■ Work required
Word for word, repeat each of the records below.

Data records for software interfaces

◇ ◇ ◇

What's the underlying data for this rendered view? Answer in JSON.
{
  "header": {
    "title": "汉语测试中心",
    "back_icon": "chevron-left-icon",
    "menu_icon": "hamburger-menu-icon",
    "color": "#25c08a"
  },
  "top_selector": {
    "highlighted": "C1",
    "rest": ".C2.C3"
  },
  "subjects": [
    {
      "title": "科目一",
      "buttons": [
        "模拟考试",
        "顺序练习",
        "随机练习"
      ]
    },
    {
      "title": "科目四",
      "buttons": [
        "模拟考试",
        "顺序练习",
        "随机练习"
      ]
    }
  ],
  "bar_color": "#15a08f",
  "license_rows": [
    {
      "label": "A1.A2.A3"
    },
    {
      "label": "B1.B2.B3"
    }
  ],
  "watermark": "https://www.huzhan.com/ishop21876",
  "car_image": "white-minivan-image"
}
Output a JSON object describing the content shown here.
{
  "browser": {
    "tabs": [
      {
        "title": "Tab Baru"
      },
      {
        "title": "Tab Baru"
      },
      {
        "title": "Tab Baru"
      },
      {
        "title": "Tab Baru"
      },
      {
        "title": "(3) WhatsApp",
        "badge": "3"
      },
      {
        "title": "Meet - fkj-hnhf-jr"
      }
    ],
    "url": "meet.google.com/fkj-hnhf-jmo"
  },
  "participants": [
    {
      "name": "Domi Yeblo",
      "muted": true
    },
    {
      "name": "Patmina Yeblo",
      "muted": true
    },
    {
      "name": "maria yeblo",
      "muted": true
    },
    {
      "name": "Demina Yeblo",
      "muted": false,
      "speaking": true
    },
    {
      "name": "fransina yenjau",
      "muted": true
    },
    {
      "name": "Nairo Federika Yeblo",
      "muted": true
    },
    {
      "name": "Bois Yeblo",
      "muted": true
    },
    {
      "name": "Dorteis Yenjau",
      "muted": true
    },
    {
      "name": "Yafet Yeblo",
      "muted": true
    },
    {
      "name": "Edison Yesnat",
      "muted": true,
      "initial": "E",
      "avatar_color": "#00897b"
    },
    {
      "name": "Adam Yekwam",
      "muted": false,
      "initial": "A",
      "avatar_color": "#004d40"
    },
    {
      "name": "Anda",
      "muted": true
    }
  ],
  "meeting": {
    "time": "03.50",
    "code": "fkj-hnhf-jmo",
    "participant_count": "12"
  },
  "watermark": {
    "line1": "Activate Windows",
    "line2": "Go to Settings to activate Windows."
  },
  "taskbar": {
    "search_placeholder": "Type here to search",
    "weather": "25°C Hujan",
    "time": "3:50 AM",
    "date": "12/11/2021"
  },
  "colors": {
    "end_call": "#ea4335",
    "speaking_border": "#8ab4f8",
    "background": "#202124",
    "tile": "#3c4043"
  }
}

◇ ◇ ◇

■ Output
What's the underlying data for this rendered view? Answer in JSON.
{
  "header": {
    "title": "汉语测试中心",
    "back_icon": "chevron-left-icon",
    "menu_icon": "hamburger-menu-icon",
    "color": "#25c08a"
  },
  "top_selector": {
    "highlighted": "C1",
    "rest": ".C2.C3"
  },
  "subjects": [
    {
      "title": "科目一",
      "buttons": [
        "模拟考试",
        "顺序练习",
        "随机练习"
      ]
    },
    {
      "title": "科目四",
      "buttons": [
        "模拟考试",
        "顺序练习",
        "随机练习"
      ]
    }
  ],
  "bar_color": "#15a08f",
  "license_rows": [
    {
      "label": "A1.A2.A3"
    },
    {
      "label": "B1.B2.B3"
    }
  ],
  "watermark": "https://www.huzhan.com/ishop21876",
  "car_image": "white-minivan-image"
}
Output a JSON object describing the content shown here.
{
  "browser": {
    "tabs": [
      {
        "title": "Tab Baru"
      },
      {
        "title": "Tab Baru"
      },
      {
        "title": "Tab Baru"
      },
      {
        "title": "Tab Baru"
      },
      {
        "title": "(3) WhatsApp",
        "badge": "3"
      },
      {
        "title": "Meet - fkj-hnhf-jr"
      }
    ],
    "url": "meet.google.com/fkj-hnhf-jmo"
  },
  "participants": [
    {
      "name": "Domi Yeblo",
      "muted": true
    },
    {
      "name": "Patmina Yeblo",
      "muted": true
    },
    {
      "name": "maria yeblo",
      "muted": true
    },
    {
      "name": "Demina Yeblo",
      "muted": false,
      "speaking": true
    },
    {
      "name": "fransina yenjau",
      "muted": true
    },
    {
      "name": "Nairo Federika Yeblo",
      "muted": true
    },
    {
      "name": "Bois Yeblo",
      "muted": true
    },
    {
      "name": "Dorteis Yenjau",
      "muted": true
    },
    {
      "name": "Yafet Yeblo",
      "muted": true
    },
    {
      "name": "Edison Yesnat",
      "muted": true,
      "initial": "E",
      "avatar_color": "#00897b"
    },
    {
      "name": "Adam Yekwam",
      "muted": false,
      "initial": "A",
      "avatar_color": "#004d40"
    },
    {
      "name": "Anda",
      "muted": true
    }
  ],
  "meeting": {
    "time": "03.50",
    "code": "fkj-hnhf-jmo",
    "participant_count": "12"
  },
  "watermark": {
    "line1": "Activate Windows",
    "line2": "Go to Settings to activate Windows."
  },
  "taskbar": {
    "search_placeholder": "Type here to search",
    "weather": "25°C Hujan",
    "time": "3:50 AM",
    "date": "12/11/2021"
  },
  "colors": {
    "end_call": "#ea4335",
    "speaking_border": "#8ab4f8",
    "background": "#202124",
    "tile": "#3c4043"
  }
}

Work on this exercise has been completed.